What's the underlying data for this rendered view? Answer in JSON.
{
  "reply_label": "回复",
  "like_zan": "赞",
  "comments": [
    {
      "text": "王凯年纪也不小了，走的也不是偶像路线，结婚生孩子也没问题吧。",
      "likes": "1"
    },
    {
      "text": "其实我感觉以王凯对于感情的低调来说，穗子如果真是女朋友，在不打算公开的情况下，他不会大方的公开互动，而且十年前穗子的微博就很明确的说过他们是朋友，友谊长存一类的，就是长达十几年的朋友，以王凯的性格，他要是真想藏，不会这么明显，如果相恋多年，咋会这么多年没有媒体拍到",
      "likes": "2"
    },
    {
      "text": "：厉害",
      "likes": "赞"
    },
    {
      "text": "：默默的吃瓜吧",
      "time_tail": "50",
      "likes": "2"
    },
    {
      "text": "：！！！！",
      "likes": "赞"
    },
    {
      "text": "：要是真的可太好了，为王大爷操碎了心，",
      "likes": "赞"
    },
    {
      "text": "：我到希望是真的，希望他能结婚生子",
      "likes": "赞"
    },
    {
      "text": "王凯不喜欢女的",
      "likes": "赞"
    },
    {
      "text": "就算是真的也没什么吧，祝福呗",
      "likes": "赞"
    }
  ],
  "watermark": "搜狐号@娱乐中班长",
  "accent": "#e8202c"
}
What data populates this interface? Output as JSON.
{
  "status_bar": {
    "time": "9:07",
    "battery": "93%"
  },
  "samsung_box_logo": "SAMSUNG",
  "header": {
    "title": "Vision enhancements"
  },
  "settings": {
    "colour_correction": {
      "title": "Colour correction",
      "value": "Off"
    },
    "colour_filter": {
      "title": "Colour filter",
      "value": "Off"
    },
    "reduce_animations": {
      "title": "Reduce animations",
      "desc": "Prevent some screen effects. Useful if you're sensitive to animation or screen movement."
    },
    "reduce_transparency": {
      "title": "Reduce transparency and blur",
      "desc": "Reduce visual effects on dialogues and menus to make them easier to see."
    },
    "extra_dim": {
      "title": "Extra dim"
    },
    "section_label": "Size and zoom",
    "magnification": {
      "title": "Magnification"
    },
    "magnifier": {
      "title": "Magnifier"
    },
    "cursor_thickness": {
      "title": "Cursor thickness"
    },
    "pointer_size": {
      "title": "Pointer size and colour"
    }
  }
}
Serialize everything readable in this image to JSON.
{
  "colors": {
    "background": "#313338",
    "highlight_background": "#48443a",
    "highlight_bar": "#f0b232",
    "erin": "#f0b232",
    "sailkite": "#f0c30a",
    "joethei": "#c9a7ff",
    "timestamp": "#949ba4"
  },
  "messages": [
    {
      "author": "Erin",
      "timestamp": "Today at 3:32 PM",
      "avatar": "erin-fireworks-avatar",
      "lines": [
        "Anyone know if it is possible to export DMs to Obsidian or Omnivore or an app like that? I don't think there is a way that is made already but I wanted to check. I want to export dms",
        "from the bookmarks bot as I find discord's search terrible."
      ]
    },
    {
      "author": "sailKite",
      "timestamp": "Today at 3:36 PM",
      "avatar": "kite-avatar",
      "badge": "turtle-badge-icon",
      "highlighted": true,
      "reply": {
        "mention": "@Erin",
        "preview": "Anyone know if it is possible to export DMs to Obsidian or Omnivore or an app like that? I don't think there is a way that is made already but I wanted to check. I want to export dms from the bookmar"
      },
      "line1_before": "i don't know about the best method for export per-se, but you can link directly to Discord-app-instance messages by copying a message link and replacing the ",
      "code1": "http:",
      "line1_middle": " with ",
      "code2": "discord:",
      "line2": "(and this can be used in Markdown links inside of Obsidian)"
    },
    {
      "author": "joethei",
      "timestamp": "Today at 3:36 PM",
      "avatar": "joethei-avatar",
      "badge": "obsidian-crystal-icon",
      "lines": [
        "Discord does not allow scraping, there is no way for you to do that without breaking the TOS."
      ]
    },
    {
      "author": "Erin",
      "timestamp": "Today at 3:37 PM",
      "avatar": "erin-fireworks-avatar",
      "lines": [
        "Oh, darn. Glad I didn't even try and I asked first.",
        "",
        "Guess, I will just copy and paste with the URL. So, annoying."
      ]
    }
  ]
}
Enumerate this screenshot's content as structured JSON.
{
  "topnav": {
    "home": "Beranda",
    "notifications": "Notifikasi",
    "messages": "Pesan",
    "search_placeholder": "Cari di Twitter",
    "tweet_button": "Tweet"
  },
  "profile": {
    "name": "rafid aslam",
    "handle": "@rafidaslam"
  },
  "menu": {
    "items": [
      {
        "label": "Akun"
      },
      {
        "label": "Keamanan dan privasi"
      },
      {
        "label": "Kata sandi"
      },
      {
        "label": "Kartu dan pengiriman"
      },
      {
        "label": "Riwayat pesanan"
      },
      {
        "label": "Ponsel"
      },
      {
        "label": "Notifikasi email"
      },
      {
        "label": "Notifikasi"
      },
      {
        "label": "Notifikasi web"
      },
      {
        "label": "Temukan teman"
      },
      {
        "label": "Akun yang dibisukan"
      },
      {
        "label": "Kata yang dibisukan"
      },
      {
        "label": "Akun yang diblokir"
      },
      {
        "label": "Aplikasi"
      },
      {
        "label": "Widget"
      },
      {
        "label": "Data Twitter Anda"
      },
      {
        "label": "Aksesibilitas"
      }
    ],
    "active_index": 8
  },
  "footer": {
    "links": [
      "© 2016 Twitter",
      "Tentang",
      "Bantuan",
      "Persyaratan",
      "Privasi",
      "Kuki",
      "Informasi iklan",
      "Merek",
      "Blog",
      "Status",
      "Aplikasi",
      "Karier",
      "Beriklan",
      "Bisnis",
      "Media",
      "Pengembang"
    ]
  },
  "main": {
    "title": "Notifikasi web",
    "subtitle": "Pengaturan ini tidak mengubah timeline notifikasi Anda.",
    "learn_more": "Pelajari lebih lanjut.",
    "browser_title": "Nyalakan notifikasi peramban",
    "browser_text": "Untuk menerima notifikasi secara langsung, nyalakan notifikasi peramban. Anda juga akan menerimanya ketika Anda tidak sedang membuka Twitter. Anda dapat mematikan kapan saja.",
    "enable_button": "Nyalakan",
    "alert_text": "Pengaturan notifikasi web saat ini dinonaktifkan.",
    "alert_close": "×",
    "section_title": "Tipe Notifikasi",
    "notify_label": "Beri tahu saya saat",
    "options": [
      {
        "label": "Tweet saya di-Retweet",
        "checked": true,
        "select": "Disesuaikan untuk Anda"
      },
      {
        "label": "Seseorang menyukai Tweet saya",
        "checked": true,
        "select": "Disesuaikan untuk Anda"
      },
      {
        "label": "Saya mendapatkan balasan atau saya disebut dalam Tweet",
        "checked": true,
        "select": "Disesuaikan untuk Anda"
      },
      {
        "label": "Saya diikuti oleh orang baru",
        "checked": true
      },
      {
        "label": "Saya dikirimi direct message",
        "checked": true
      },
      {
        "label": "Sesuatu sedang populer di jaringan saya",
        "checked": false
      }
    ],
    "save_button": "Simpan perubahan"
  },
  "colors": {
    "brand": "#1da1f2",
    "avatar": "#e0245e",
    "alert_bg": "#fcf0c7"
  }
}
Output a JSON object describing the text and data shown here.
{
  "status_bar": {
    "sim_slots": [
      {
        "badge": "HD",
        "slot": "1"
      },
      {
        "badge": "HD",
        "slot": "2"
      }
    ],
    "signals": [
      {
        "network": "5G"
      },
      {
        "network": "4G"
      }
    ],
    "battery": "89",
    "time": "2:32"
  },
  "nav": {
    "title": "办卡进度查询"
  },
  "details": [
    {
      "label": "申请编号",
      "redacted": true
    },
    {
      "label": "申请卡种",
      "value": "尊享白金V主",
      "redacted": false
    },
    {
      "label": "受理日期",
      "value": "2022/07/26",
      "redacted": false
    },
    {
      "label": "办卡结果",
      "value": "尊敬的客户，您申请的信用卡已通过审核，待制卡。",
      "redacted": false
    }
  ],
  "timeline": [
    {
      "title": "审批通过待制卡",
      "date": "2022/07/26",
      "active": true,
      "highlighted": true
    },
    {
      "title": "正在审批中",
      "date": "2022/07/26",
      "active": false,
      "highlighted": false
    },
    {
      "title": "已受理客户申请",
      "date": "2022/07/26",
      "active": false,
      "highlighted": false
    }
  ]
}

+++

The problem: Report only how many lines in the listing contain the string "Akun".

Result for this exercise: 3